* [Task prompt]: I need every line that includes the word "true" copied from the material.

Start of Block

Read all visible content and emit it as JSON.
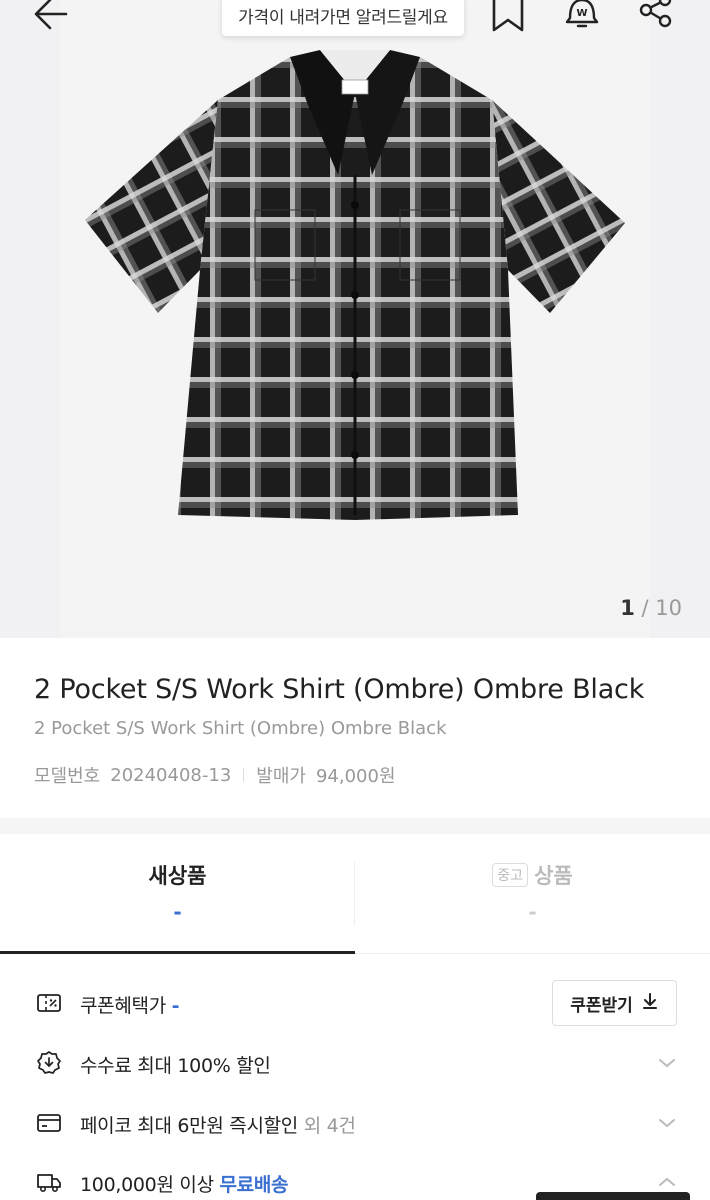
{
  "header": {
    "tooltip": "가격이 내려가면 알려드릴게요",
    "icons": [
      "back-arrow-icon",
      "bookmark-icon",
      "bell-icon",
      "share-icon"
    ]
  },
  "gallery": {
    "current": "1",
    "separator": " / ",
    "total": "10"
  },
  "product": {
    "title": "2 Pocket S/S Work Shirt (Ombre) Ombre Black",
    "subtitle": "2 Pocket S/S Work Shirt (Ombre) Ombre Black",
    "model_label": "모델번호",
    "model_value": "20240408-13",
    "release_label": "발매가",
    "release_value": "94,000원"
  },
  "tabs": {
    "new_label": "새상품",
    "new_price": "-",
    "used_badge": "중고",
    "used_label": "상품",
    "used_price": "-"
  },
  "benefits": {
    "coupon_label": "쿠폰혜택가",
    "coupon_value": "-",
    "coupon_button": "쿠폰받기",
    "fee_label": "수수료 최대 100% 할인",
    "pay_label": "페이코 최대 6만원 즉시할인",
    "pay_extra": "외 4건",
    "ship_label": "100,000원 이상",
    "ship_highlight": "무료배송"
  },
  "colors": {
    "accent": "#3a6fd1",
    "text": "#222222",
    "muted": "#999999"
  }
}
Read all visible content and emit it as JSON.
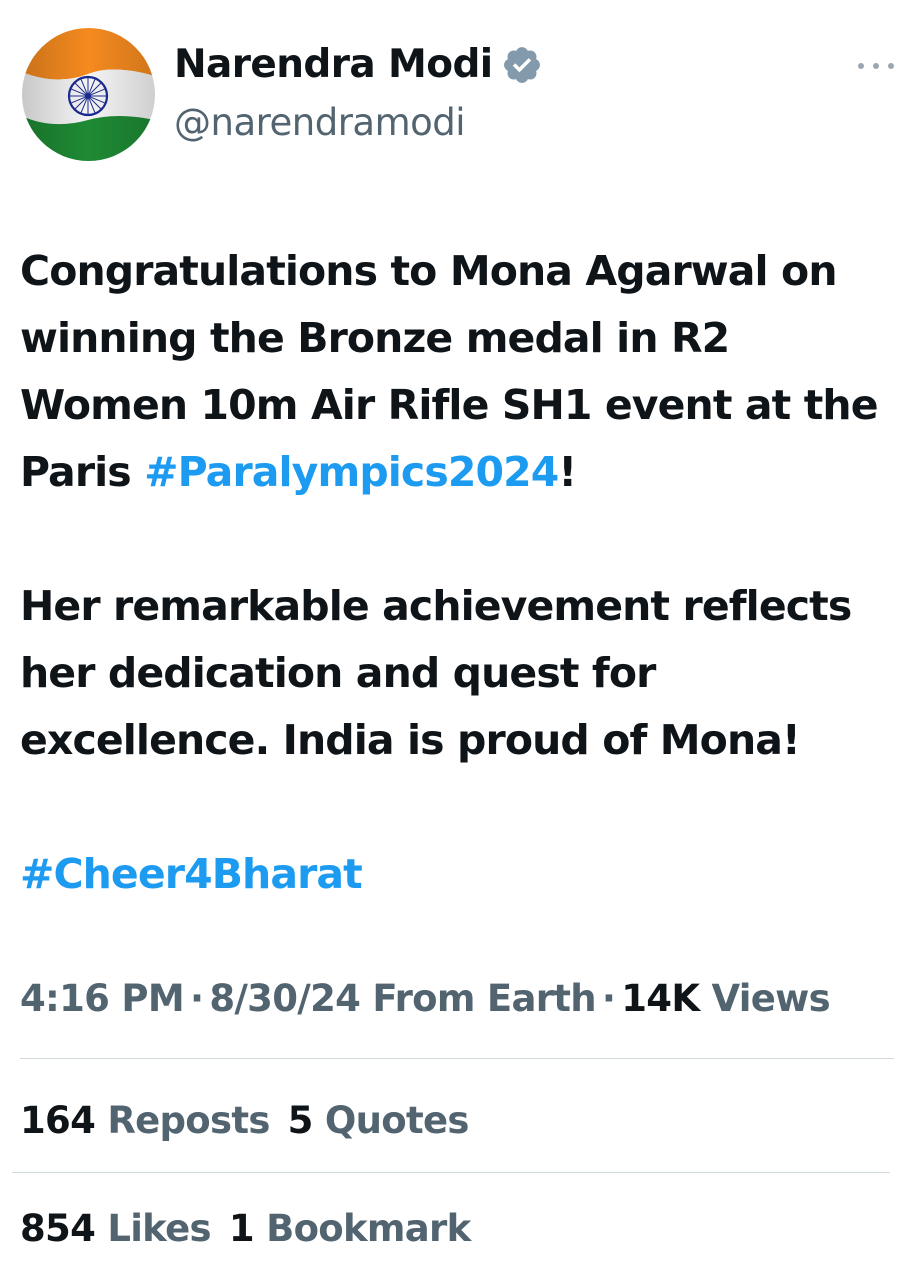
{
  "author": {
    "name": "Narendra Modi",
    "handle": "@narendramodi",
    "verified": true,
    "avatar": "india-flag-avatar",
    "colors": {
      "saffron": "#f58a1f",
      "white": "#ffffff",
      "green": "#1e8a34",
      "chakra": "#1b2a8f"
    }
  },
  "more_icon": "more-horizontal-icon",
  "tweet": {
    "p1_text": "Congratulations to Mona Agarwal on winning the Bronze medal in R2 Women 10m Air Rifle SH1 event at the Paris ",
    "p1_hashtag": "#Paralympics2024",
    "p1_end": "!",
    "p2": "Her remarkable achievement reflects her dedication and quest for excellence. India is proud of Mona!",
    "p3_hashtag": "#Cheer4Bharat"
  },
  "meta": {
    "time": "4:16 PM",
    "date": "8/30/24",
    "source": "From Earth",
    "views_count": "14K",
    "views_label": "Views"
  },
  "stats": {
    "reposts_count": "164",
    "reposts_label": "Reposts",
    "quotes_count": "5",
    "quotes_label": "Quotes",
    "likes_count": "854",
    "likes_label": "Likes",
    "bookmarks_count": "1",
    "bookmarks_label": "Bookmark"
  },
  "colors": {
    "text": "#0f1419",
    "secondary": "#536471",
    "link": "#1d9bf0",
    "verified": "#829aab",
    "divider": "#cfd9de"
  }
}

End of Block
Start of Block

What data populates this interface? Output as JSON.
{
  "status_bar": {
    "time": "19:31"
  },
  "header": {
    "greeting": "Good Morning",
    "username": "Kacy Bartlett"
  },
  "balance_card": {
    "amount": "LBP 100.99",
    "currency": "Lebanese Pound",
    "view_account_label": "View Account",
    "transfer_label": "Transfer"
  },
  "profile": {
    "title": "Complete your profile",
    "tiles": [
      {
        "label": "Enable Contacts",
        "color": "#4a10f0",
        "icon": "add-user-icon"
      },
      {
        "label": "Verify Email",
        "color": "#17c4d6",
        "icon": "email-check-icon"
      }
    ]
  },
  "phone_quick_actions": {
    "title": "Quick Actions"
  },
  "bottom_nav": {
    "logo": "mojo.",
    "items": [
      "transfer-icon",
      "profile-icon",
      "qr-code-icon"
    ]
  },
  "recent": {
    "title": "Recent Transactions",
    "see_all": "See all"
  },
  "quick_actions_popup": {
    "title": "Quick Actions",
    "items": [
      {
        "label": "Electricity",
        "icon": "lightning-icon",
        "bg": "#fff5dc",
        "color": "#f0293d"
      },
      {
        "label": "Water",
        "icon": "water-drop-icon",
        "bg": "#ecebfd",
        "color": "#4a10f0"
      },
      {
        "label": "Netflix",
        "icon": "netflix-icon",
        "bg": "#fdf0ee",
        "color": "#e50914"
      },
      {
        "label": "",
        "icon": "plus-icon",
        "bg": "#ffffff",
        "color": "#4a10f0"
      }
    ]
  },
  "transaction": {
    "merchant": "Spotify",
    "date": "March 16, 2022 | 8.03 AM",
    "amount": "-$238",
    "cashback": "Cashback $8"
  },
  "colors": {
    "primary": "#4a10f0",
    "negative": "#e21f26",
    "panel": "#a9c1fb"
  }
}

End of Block
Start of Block

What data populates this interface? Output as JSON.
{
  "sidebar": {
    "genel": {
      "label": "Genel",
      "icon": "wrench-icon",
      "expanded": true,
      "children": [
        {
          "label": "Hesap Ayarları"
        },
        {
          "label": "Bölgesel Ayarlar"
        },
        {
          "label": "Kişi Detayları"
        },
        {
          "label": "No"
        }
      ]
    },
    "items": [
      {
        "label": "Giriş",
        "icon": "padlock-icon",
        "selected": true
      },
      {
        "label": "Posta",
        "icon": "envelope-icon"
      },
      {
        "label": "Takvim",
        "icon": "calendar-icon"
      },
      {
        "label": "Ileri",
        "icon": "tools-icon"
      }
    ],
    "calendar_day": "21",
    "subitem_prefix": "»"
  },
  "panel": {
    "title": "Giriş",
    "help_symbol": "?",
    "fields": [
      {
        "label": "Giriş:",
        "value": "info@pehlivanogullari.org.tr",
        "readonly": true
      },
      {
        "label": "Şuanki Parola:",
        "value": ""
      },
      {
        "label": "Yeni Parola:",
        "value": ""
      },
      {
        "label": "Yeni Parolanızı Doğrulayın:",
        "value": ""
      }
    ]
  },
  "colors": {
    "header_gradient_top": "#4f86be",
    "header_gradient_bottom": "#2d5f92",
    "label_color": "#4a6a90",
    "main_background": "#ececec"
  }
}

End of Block

* [Task output]:
    "verified": true,
      "expanded": true,
        "selected": true
        "readonly": true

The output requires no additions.